The contractor handling the job requires that workers wear a dosimeter, or dose meter, that records cumulative exposure to radiation, and they are monitored daily. As of March 16, two months into the job, the readings have been 1,000 times below the hazard level set by the Nuclear Regulatory Commission. Continue reading “Point Being: March Mudness”
Cleanup at Alameda Point continues to unfold. Every month the Restoration Advisory Board meets to stay apprised of the happenings and offer comments. The public is invited to attend on the first Thursday of the month, 6:30 p.m. at the rear of City Hall West at Alameda Point. Here are some highlights from the February meeting and a “Point Being” video update on the Seaplane Lagoon.
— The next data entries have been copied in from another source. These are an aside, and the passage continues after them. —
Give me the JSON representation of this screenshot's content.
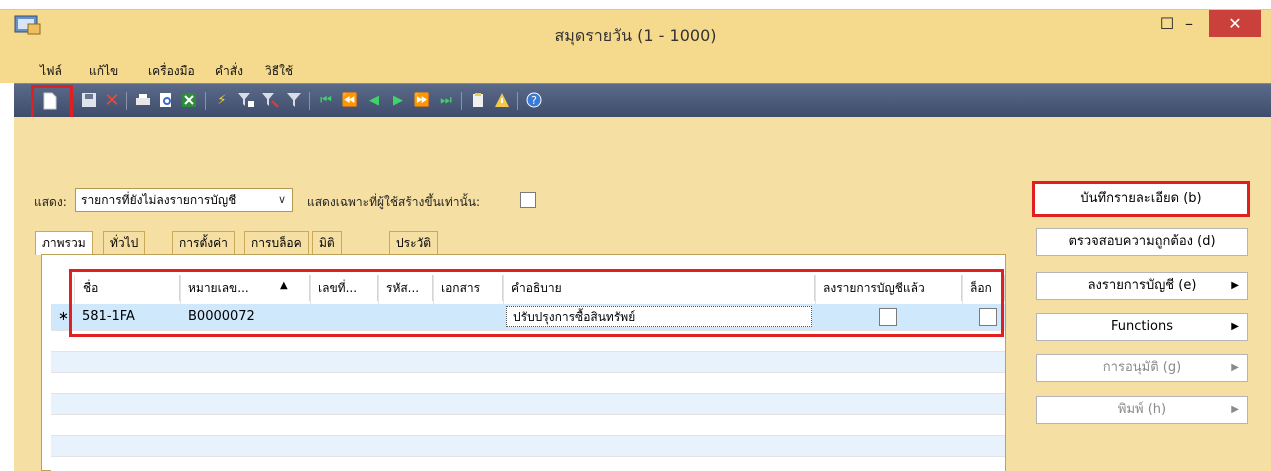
{
  "window": {
    "title": "สมุดรายวัน (1 - 1000)",
    "minimize": "–",
    "maximize": "☐",
    "close": "✕"
  },
  "menu": [
    "ไฟล์",
    "แก้ไข",
    "เครื่องมือ",
    "คำสั่ง",
    "วิธีใช้"
  ],
  "filter": {
    "show_label": "แสดง:",
    "show_value": "รายการที่ยังไม่ลงรายการบัญชี",
    "only_mine_label": "แสดงเฉพาะที่ผู้ใช้สร้างขึ้นเท่านั้น:"
  },
  "tabs": [
    "ภาพรวม",
    "ทั่วไป",
    "การตั้งค่า",
    "การบล็อค",
    "มิติ",
    "ประวัติ"
  ],
  "grid": {
    "columns": [
      "ชื่อ",
      "หมายเลข...",
      "เลขที่...",
      "รหัส...",
      "เอกสาร",
      "คำอธิบาย",
      "ลงรายการบัญชีแล้ว",
      "ล็อก"
    ],
    "sort_icon": "▲",
    "row_marker": "∗",
    "rows": [
      {
        "name": "581-1FA",
        "number": "B0000072",
        "voucher": "",
        "code": "",
        "document": "",
        "description": "ปรับปรุงการซื้อสินทรัพย์",
        "posted": false,
        "locked": false
      }
    ]
  },
  "buttons": {
    "record": "บันทึกรายละเอียด (b)",
    "validate": "ตรวจสอบความถูกต้อง (d)",
    "post": "ลงรายการบัญชี (e)",
    "functions": "Functions",
    "approve": "การอนุมัติ (g)",
    "print": "พิมพ์ (h)",
    "arrow": "▶"
  },
  "colors": {
    "titlebar": "#f5d98c",
    "toolbar": "#4a5878",
    "highlight": "#e02020",
    "selected_row": "#cfe8fb"
  }
}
Site 1 – Burn Area Larger Than Expected
There’s a glitch in the ditch at Site 1 out at the northwestern tip, in the Northwest Territories. This is one of two of the Navy’s industrial dumps (aka disposal sites – the other one being Site 2 to the south on the Wildlife Refuge), and plans were on the calendar to begin the remediation plan on the 30-acre Site 1, which is set to become recreational open space, this year. But instead of 2013, it will now be 2015 before we are throwing Frisbees, riding the Bay Trail, or launching kayaks on the windy, incomparable western shore.
The plan was, and still is, to install a four-foot engineered soil capon top of the site, after digging out and hauling away refuse from the burn area, where things like railroad ties were burned, which makes up a small part of the site. But as the Navy contractor was doing prep work for a detailed work plan, they discovered that the old burn area is larger than expected and that soil under the burn area “exceeded remediation goals,” which at the very least means more testing to find out what else is there.